Most cases are not life-threatening, which is also what makes the virus a historic challenge to contain.
Production of vaccines has long been contingent on investment from one of the handful of giant global pharmaceutical companies. At the Aspen Institute last week, Fauci lamented that none had yet to “step up” and commit to making the vaccine. “Companies that have the skill to be able to do it are not going to just sit around and have a warm facility, ready to go for when you need it,” he said. Even if they did, taking on a new product like this could mean massive losses, especially if the demand faded or if people, for complex reasons, chose not to use the product.
Making vaccines is so difficult, cost intensive, and high risk that in the 1980s, when drug companies began to incur legal costs over alleged harms caused by vaccines, many opted to simply quit making them.
E não é que há medidas que nos fazem lembrar um pouquinho, nem que seja um pouquinho, a Idade Média?
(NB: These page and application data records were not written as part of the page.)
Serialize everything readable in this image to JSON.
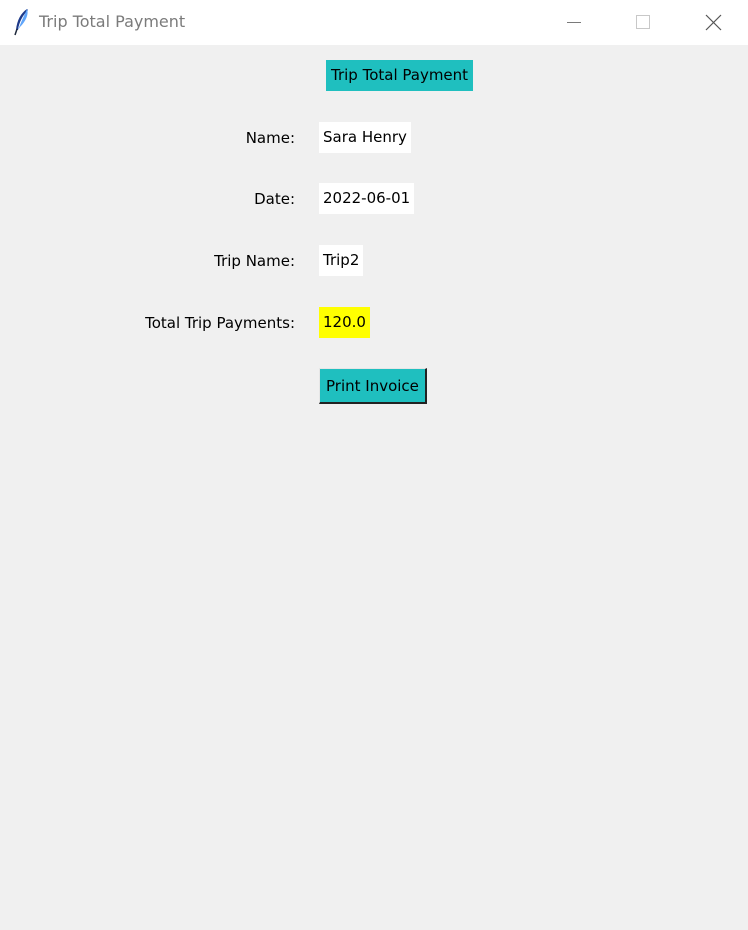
{
  "window": {
    "title": "Trip Total Payment",
    "app_icon": "feather-icon",
    "controls": {
      "minimize_icon": "minimize-icon",
      "maximize_icon": "maximize-icon",
      "close_icon": "close-icon"
    }
  },
  "form": {
    "heading": "Trip Total Payment",
    "fields": [
      {
        "label": "Name:",
        "value": "Sara Henry"
      },
      {
        "label": "Date:",
        "value": "2022-06-01"
      },
      {
        "label": "Trip Name:",
        "value": "Trip2"
      },
      {
        "label": "Total Trip Payments:",
        "value": "120.0"
      }
    ],
    "print_button": "Print Invoice"
  },
  "colors": {
    "accent": "#1fbfbf",
    "highlight": "#ffff00",
    "background": "#f0f0f0"
  }
}
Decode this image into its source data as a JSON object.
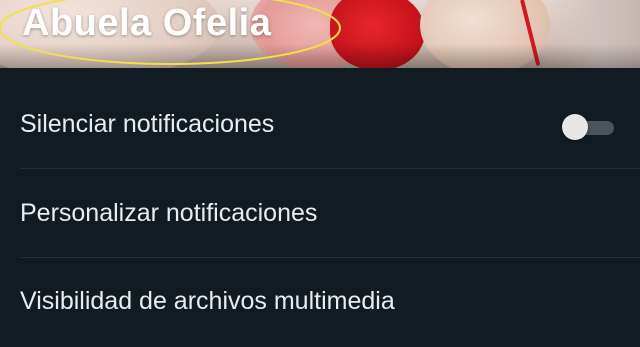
{
  "header": {
    "contact_name": "Abuela Ofelia",
    "highlight_color": "#f2e04a"
  },
  "settings": {
    "mute_notifications": {
      "label": "Silenciar notificaciones",
      "enabled": false
    },
    "custom_notifications": {
      "label": "Personalizar notificaciones"
    },
    "media_visibility": {
      "label": "Visibilidad de archivos multimedia"
    }
  },
  "colors": {
    "background": "#121b22",
    "text": "#e9edef",
    "divider": "#25323b",
    "toggle_track_off": "#4a555c",
    "toggle_thumb_off": "#e6e6e6"
  }
}
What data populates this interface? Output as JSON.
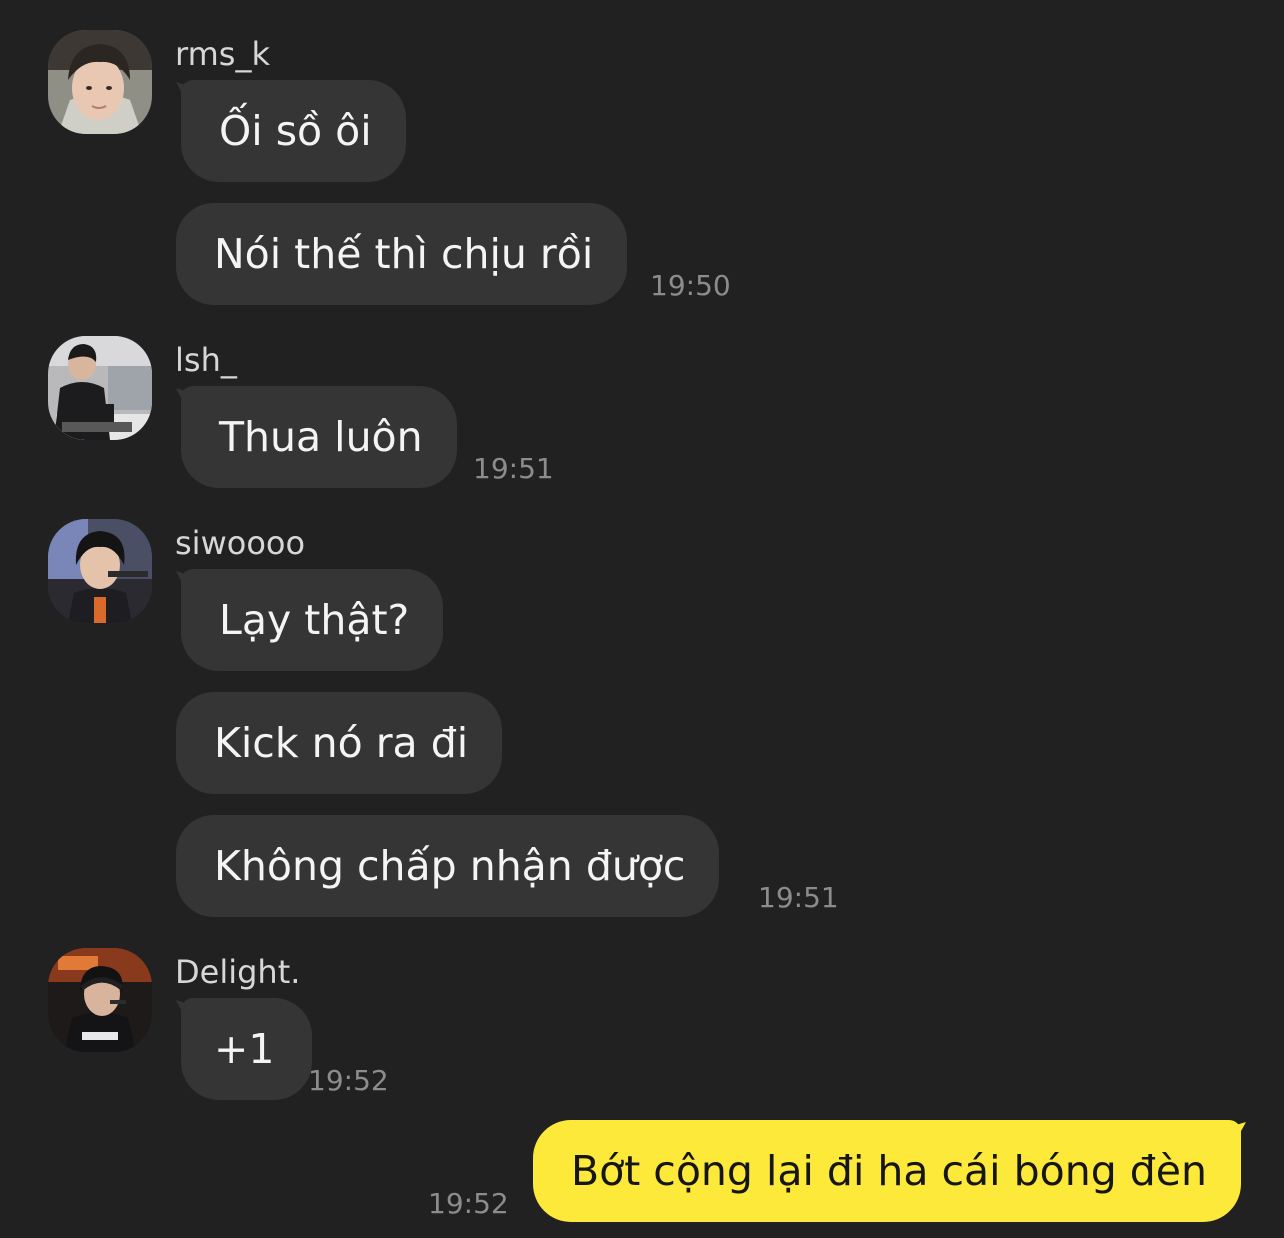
{
  "colors": {
    "background": "#212121",
    "incoming_bubble": "#353535",
    "outgoing_bubble": "#fde93a",
    "sender_name": "#d7d7d7",
    "timestamp": "#8c8c8c"
  },
  "messages": [
    {
      "sender": "rms_k",
      "avatar": "rms-k-avatar",
      "bubbles": [
        "Ối sồ ôi",
        "Nói thế thì chịu rồi"
      ],
      "time": "19:50"
    },
    {
      "sender": "lsh_",
      "avatar": "lsh-avatar",
      "bubbles": [
        "Thua luôn"
      ],
      "time": "19:51"
    },
    {
      "sender": "siwoooo",
      "avatar": "siwoooo-avatar",
      "bubbles": [
        "Lạy thật?",
        "Kick nó ra đi",
        "Không chấp nhận được"
      ],
      "time": "19:51"
    },
    {
      "sender": "Delight.",
      "avatar": "delight-avatar",
      "bubbles": [
        "+1"
      ],
      "time": "19:52"
    }
  ],
  "outgoing": {
    "text": "Bớt cộng lại đi ha cái bóng đèn",
    "time": "19:52"
  }
}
Italy, Iran, and South Korea are now among the countries reporting quickly growing numbers of detected COVID-19 infections. Many countries have responded with containment attempts, despite the dubious efficacy and inherent harms of China’s historically unprecedented crackdown. Certain containment measures will be appropriate, but widely banning travel, closing down cities, and hoarding resources are not realistic solutions for an outbreak that lasts years. All of these measures come with risks of their own. Ultimately some pandemic responses will require opening borders, not closing them. At some point the expectation that any area will escape effects of COVID-19 must be abandoned: The disease must be seen as everyone’s problem.